What you have to do: Leave out the pictures and repeat everything else in the records exactly.
=== Section Start ===
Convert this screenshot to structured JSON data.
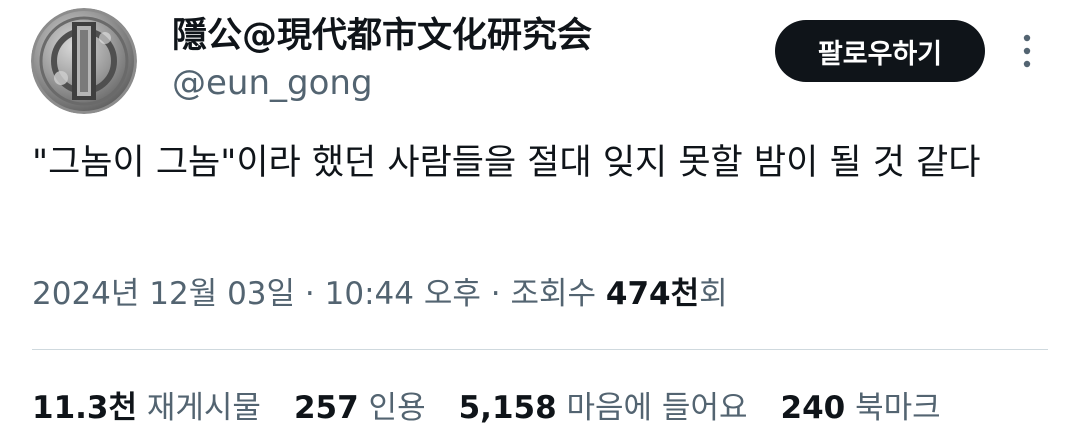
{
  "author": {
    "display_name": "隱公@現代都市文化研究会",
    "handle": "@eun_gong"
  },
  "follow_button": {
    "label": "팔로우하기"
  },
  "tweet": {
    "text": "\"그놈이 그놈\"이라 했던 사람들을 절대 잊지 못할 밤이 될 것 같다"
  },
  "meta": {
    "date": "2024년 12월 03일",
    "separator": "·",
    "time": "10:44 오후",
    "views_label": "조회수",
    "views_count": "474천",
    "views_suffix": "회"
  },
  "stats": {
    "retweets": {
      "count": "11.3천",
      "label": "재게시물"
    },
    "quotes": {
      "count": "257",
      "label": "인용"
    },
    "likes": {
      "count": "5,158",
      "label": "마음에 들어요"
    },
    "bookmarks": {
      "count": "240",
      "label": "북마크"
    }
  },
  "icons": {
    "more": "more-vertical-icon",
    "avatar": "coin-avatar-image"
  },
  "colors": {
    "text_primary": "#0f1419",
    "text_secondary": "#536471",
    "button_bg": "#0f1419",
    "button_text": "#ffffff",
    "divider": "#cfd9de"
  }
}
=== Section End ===
Exercise response:
Convert this screenshot to structured JSON data.
{
  "author": {
    "display_name": "隱公@現代都市文化研究会",
    "handle": "@eun_gong"
  },
  "follow_button": {
    "label": "팔로우하기"
  },
  "tweet": {
    "text": "\"그놈이 그놈\"이라 했던 사람들을 절대 잊지 못할 밤이 될 것 같다"
  },
  "meta": {
    "date": "2024년 12월 03일",
    "separator": "·",
    "time": "10:44 오후",
    "views_label": "조회수",
    "views_count": "474천",
    "views_suffix": "회"
  },
  "stats": {
    "retweets": {
      "count": "11.3천",
      "label": "재게시물"
    },
    "quotes": {
      "count": "257",
      "label": "인용"
    },
    "likes": {
      "count": "5,158",
      "label": "마음에 들어요"
    },
    "bookmarks": {
      "count": "240",
      "label": "북마크"
    }
  },
  "icons": {
    "more": "more-vertical-icon",
    "avatar": "coin-avatar-image"
  },
  "colors": {
    "text_primary": "#0f1419",
    "text_secondary": "#536471",
    "button_bg": "#0f1419",
    "button_text": "#ffffff",
    "divider": "#cfd9de"
  }
}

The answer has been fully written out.